VALUE FOR MONEY
Buying a new motorcycle is a big decision and for me, two things matter more than anything else; the likely re-sale value and the possible reliability problems after three years of ownership.
On the first score I reckon the Hornet 600 will hold about half its value over three years which is about average I guess. Not as good as a BMW or Harley, but better than some Suzuki’s, Italian marques or less well known Eastern brand names.
There´s no big questions of reliability, with a CBR600 derived motor and some real development time behind the new Hornet – although the bike is actually made in Italy, if that bugs you at all. The only question mark for me would be spare parts availability during July and August, when Italy basically shuts down for a long, long holiday.
For £5500 on the road I think the Hornet 600 is a top value bike, although the Bandit 1250 is exactly the same price and offers more oomph for your money, even if the overall finish isn´t quite as nice as the Honda. That said, some fasteners on the Hornet 600 were showing rust – from new – which is not a good sign.
My gut feeling is that most of the 600 all-rounder/roadster class bikes won´t survive too many winters without showing their war wounds – nearly all bikes are built for summer use only these days, with ridiculously short mudguards and exposed bits of untreated alloy and steel, seemingly designed to go rusty as soon as possible.
My personal advice is that if you want something truly durable for five or six grand buy a used 1500 Gold Wing or a BMW R1150GS…
But taken against its rivals, the Honda scores high marks for me. It makes the GSR600 Suzuki seem a slightly unfinished concept, an ugly duckling really. The FZ6 Yamaha frustrates me with its revvy motor, which makes it hard work to ride. The Kawasaki Z750 is a bike I haven´t ridden, so I can´t rate it, except to say it´s slightly cheaper than the Honda, which is nice.
The patriot in me would say wait and see how the new baby Speed Triple 675, and perhaps the Aprilia Shiver 750 shape up against the Honda. There´s something about the Triumph that looks tempting, and I´m sure it will sound awesome, whilst the Aprilia just looks very striking – typically Italian.
One final rival I would consider is the Hyosung GT650, whether faired or unfaired – because it´s just plain, old-fashioned fun and costs 1500 notes less than the Hornet 600. OK, people will mock your Hyosung, but I reckon it will get you to work on loads less fuel than the Honda, at exactly the same speed, and it handles really well for a budget 650 bike. Looks a bit of a five-pinter though.
In the end, if you love Italian styling, want a modern, clean-running, ultra-smooth all-rounder and crave that Honda badge on the gas tank, the Hornet 600 is worth test riding.
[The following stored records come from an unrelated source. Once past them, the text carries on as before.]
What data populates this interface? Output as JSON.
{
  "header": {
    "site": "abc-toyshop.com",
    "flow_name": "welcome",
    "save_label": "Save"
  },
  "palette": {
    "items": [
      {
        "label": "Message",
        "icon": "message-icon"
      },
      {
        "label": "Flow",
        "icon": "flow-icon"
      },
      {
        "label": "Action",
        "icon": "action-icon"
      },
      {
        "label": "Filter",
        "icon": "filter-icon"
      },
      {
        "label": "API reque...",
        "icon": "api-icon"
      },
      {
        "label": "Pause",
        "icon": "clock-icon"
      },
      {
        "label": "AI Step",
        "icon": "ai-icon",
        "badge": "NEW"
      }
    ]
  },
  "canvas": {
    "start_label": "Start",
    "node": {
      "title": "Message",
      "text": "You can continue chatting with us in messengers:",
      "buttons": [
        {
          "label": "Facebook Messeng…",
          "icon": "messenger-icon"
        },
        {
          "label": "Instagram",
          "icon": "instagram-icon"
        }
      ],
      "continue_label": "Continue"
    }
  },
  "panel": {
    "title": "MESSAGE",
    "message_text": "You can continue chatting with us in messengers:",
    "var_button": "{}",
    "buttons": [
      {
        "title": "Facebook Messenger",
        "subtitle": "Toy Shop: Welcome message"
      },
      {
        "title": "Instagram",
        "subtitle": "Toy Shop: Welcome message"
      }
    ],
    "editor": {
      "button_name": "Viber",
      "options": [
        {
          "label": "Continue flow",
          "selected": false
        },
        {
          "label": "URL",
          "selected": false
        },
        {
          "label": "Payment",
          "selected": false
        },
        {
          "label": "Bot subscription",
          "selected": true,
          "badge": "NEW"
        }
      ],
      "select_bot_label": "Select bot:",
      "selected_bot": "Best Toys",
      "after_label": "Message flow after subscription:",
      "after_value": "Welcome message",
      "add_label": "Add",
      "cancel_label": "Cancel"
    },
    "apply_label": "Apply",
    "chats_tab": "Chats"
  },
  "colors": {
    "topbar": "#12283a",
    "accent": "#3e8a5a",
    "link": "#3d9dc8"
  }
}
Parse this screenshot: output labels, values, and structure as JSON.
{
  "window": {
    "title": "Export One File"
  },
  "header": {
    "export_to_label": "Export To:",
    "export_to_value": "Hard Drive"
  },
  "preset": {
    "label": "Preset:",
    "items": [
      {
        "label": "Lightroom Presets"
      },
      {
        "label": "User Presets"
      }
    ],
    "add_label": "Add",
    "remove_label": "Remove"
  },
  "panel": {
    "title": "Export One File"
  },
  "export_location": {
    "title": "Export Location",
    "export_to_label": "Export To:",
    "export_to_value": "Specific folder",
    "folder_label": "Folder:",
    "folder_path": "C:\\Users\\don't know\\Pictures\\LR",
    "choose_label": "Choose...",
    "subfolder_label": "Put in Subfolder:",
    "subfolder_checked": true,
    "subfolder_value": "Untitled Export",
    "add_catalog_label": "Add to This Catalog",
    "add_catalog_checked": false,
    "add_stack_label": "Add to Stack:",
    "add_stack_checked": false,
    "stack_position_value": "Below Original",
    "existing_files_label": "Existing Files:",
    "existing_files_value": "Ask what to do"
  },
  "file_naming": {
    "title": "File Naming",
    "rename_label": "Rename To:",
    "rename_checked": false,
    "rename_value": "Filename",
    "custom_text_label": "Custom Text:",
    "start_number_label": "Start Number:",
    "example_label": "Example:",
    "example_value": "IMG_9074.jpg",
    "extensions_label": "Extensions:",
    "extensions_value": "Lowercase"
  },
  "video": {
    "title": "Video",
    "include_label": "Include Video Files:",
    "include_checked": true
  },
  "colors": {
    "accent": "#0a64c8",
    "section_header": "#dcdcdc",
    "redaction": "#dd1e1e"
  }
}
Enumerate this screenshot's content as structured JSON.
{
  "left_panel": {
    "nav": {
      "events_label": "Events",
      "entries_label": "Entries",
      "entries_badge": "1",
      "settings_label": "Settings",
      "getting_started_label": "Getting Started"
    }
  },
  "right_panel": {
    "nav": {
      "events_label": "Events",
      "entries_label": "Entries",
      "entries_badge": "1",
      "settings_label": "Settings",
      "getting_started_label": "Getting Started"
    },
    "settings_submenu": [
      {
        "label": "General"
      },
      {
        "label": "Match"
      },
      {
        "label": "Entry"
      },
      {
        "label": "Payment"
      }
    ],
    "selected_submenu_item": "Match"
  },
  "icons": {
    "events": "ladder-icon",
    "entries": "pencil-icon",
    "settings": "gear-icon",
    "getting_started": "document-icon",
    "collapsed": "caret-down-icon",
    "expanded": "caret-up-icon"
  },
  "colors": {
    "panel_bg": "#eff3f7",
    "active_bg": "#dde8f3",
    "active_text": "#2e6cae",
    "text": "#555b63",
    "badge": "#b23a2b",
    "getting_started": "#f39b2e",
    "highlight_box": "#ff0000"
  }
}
It ticks all the right boxes and apart from being thirsty on petrol and having poor pillion accommodation, it does everything you could expect of a mid-sized 600 roadster.
Get Honda motorbike insurance for the honda hornet 600.
Engine……….16 valve, 599cc,liquid cooled, DOHC, four cylinder, four stroke
Bore and stroke……….599cc
Fuelling……….PGM digital fuel injection
Frame……….Mono backbone type, aluminium die-cast sections
Front suspension……….41mm inverted forks, non adjustable
Rear suspension……….Monoshock, 7 way adjustable
Brakes……….Twin 296mm discs, 2 piston callipers, Single 245mm rear disc, single-piston calliper.
Wheels/Tyres……….120/70 ZR17 in front, 180/55 ZR17 in rear
Top speed (est)……….170mph
Fuel capacity……….19 litres
Estimated top speed……….135mph
Price……….£5500 ( June 2007 )